Eben Yonnetti (MA Religious Studies, 2017) is currently on a Fullbright-Nehru Student Research Grant in India where he is studying the relationship between Buddhist communities and the rapidly changing mountain environments they inhabit in the Indian Himalayan region of Ladakh. In his research, Eben is researching traditional conceptions of and relationships with the natural world in villages of Ladakh, as well as the emergence of contemporary Tibetan Buddhist environmental movements in the region lead by Buddhist teachers and cleric-scholars. 


(This photo is Eben standing next to an “artificial glacier” above the village of Atitse in Ladakh’s Sham Valley.)

Leandra Laws (BA Japanese and Asian Studies, 2017) is currently an Assistant Language Teacher living in Aomori, Japan through the JET Program. She teaches at one junior high school and two elementary schools. She reports that it has been a blast living in Japan and being able to improve her Japanese skills while applying her background in Asia in my daily life.

Michael Daniels (BA Asian Studies, 1983; MPA, 1993) served in the Air Force and graduated from the Defense Language Institute where he studied the Korean language. He has been located in Colorado working in the book publishing industry for the last two decades, assisting authors and publishers nationwide in publishing their books, and in so doing has been representing book manufacturers in Korea and China. He is the co-founder and President of the CIPA Education and Literacy Foundation that donates thousands of dollars of new books each year to Colorado schools, libraries, hospitals, senior centers, shelters, prisons, civic groups and more. 


Wendy S. King (BA Asian Studies, 1973) is teaching ESL at three middle schools and one high school in Rocky Mount, North Carolina. After her senior year in Kyoto with Professor Judith Hurley, Wendy returned to Japan and lived in Nagano for one year. She studied Soto Zen at Antei-ji in Kyoto, under Uchiyama Roshii, and under Kobori Roshii of Daitoku-ji. She also lived and studied in India for seven years, studying in Kathmandu, Nepal, in the autumn, Bodh Gaya in the early winter, and then Dharamsala during spring and summer. She moved to Sri Lanka to study Pali in Kandy, but ran into the civil war and returned home to get an MS Ed. in TESOL from Florida International University in Miami.
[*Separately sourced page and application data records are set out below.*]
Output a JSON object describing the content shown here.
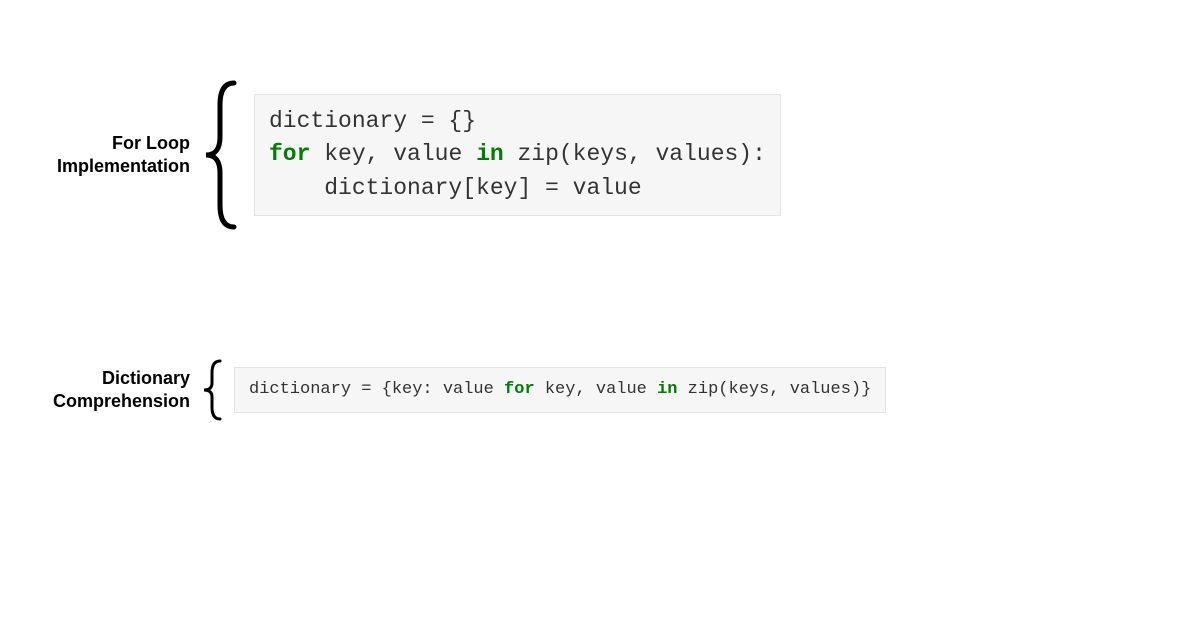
{
  "section1": {
    "label": "For Loop\nImplementation",
    "code": {
      "line1_a": "dictionary = {}",
      "line2_kw1": "for",
      "line2_mid": " key, value ",
      "line2_kw2": "in",
      "line2_end": " zip(keys, values):",
      "line3": "    dictionary[key] = value"
    }
  },
  "section2": {
    "label": "Dictionary\nComprehension",
    "code": {
      "line1_a": "dictionary = {key: value ",
      "line1_kw1": "for",
      "line1_b": " key, value ",
      "line1_kw2": "in",
      "line1_c": " zip(keys, values)}"
    }
  }
}
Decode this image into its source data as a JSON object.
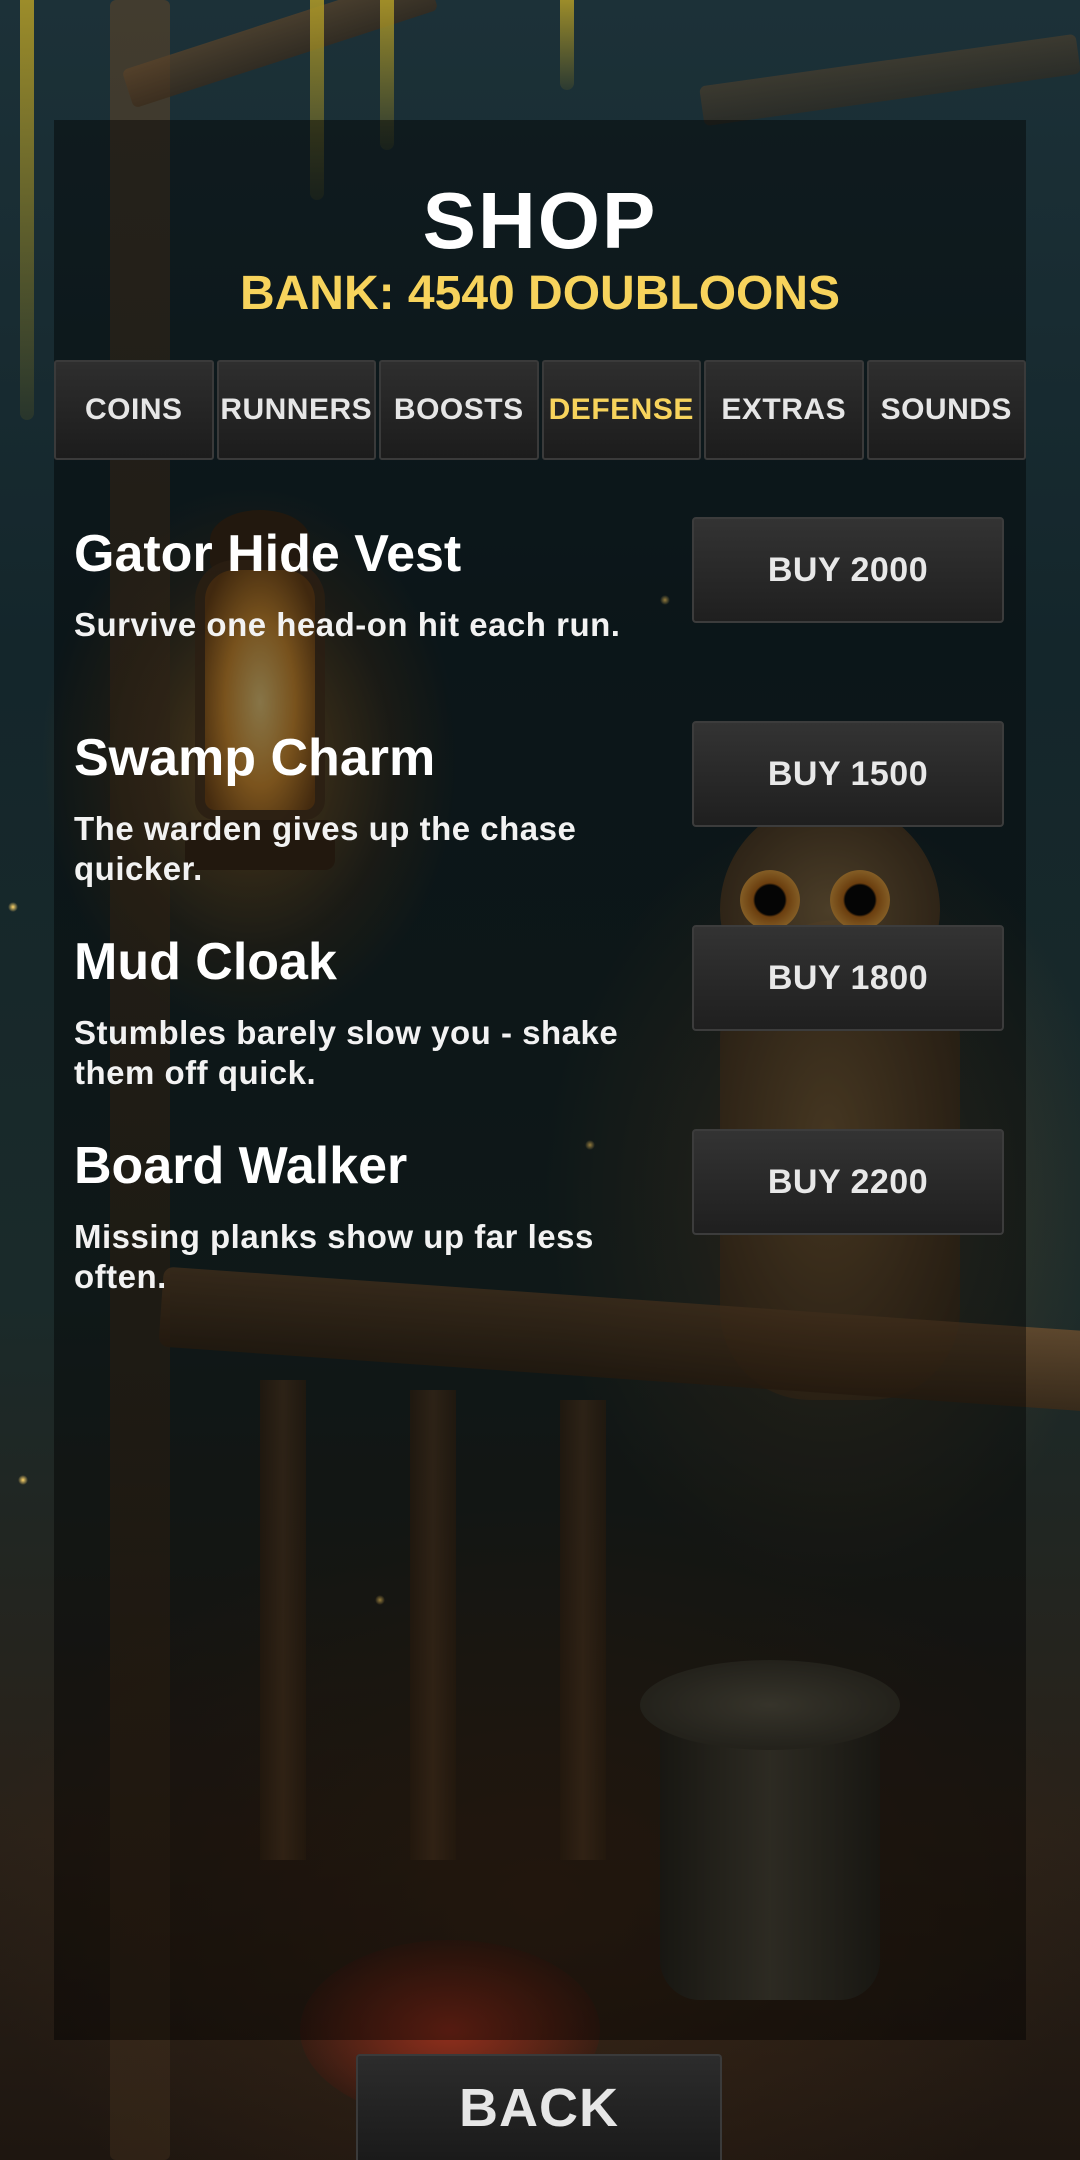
{
  "header": {
    "title": "SHOP",
    "bank_label": "BANK: 4540 DOUBLOONS"
  },
  "tabs": [
    {
      "label": "COINS",
      "active": false
    },
    {
      "label": "RUNNERS",
      "active": false
    },
    {
      "label": "BOOSTS",
      "active": false
    },
    {
      "label": "DEFENSE",
      "active": true
    },
    {
      "label": "EXTRAS",
      "active": false
    },
    {
      "label": "SOUNDS",
      "active": false
    }
  ],
  "items": [
    {
      "name": "Gator Hide Vest",
      "description": "Survive one head-on hit each run.",
      "buy_label": "BUY 2000"
    },
    {
      "name": "Swamp Charm",
      "description": "The warden gives up the chase quicker.",
      "buy_label": "BUY 1500"
    },
    {
      "name": "Mud Cloak",
      "description": "Stumbles barely slow you - shake them off quick.",
      "buy_label": "BUY 1800"
    },
    {
      "name": "Board Walker",
      "description": "Missing planks show up far less often.",
      "buy_label": "BUY 2200"
    }
  ],
  "footer": {
    "back_label": "BACK"
  },
  "colors": {
    "accent": "#f7d35c",
    "text": "#ffffff",
    "button_bg": "#262626"
  }
}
Wendy reports, “My years in Asia were extremely important to me professionally and personally, as I am sure you can imagine. I was able to study with all the greatest lamas to have escaped Tibet, most of whom have now passed on. My academic training in Boulder was excellent and helped me very much in my Tibetan studies in India. Thanks to the Asian Studies Department! I can never repay my debt of gratitude to Professor Judith Hurley for getting me accepted at Antei-ji as their first western female student. She also opened the world of Japan and Asia to me. I must thank her also for modeling for me the kind of toughness of attitude needed to survive serious Buddhist practice, without ever saying a word about it. I also have to thank Gary Snyder: I followed your footsteps, Gary. Thank you for setting them deep in the rock. We will find them for generations. Gassho!”

If you are a CU alumnus/a of  Asian Studies or took Asia-related classes during your time at CU, let us know what you’re up to ( We’ll include your news in a future CAS Newsletter.